[THE PROBLEM] Here is a listing. Reproduce it exactly.

[SOURCE MATERIAL]

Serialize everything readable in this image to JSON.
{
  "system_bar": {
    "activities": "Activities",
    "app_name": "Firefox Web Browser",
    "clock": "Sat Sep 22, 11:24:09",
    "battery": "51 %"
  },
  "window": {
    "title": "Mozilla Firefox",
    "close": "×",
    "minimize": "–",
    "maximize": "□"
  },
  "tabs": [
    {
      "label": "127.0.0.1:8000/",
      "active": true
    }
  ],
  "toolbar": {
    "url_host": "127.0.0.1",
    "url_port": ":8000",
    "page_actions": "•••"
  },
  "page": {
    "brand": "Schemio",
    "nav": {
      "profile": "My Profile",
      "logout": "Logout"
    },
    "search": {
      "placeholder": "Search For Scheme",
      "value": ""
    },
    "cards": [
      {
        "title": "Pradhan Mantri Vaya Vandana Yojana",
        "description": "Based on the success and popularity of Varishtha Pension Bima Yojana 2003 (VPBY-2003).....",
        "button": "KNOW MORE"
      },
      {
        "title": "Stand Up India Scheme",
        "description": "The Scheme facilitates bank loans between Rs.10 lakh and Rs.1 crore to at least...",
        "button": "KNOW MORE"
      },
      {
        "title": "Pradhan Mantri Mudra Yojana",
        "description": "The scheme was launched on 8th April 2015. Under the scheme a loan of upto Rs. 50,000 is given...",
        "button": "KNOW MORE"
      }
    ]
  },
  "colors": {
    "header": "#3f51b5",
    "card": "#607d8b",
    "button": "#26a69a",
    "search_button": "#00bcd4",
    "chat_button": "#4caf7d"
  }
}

[COMPLETED EXERCISE]
Serialize everything readable in this image to JSON.
{
  "system_bar": {
    "activities": "Activities",
    "app_name": "Firefox Web Browser",
    "clock": "Sat Sep 22, 11:24:09",
    "battery": "51 %"
  },
  "window": {
    "title": "Mozilla Firefox",
    "close": "×",
    "minimize": "–",
    "maximize": "□"
  },
  "tabs": [
    {
      "label": "127.0.0.1:8000/",
      "active": true
    }
  ],
  "toolbar": {
    "url_host": "127.0.0.1",
    "url_port": ":8000",
    "page_actions": "•••"
  },
  "page": {
    "brand": "Schemio",
    "nav": {
      "profile": "My Profile",
      "logout": "Logout"
    },
    "search": {
      "placeholder": "Search For Scheme",
      "value": ""
    },
    "cards": [
      {
        "title": "Pradhan Mantri Vaya Vandana Yojana",
        "description": "Based on the success and popularity of Varishtha Pension Bima Yojana 2003 (VPBY-2003).....",
        "button": "KNOW MORE"
      },
      {
        "title": "Stand Up India Scheme",
        "description": "The Scheme facilitates bank loans between Rs.10 lakh and Rs.1 crore to at least...",
        "button": "KNOW MORE"
      },
      {
        "title": "Pradhan Mantri Mudra Yojana",
        "description": "The scheme was launched on 8th April 2015. Under the scheme a loan of upto Rs. 50,000 is given...",
        "button": "KNOW MORE"
      }
    ]
  },
  "colors": {
    "header": "#3f51b5",
    "card": "#607d8b",
    "button": "#26a69a",
    "search_button": "#00bcd4",
    "chat_button": "#4caf7d"
  }
}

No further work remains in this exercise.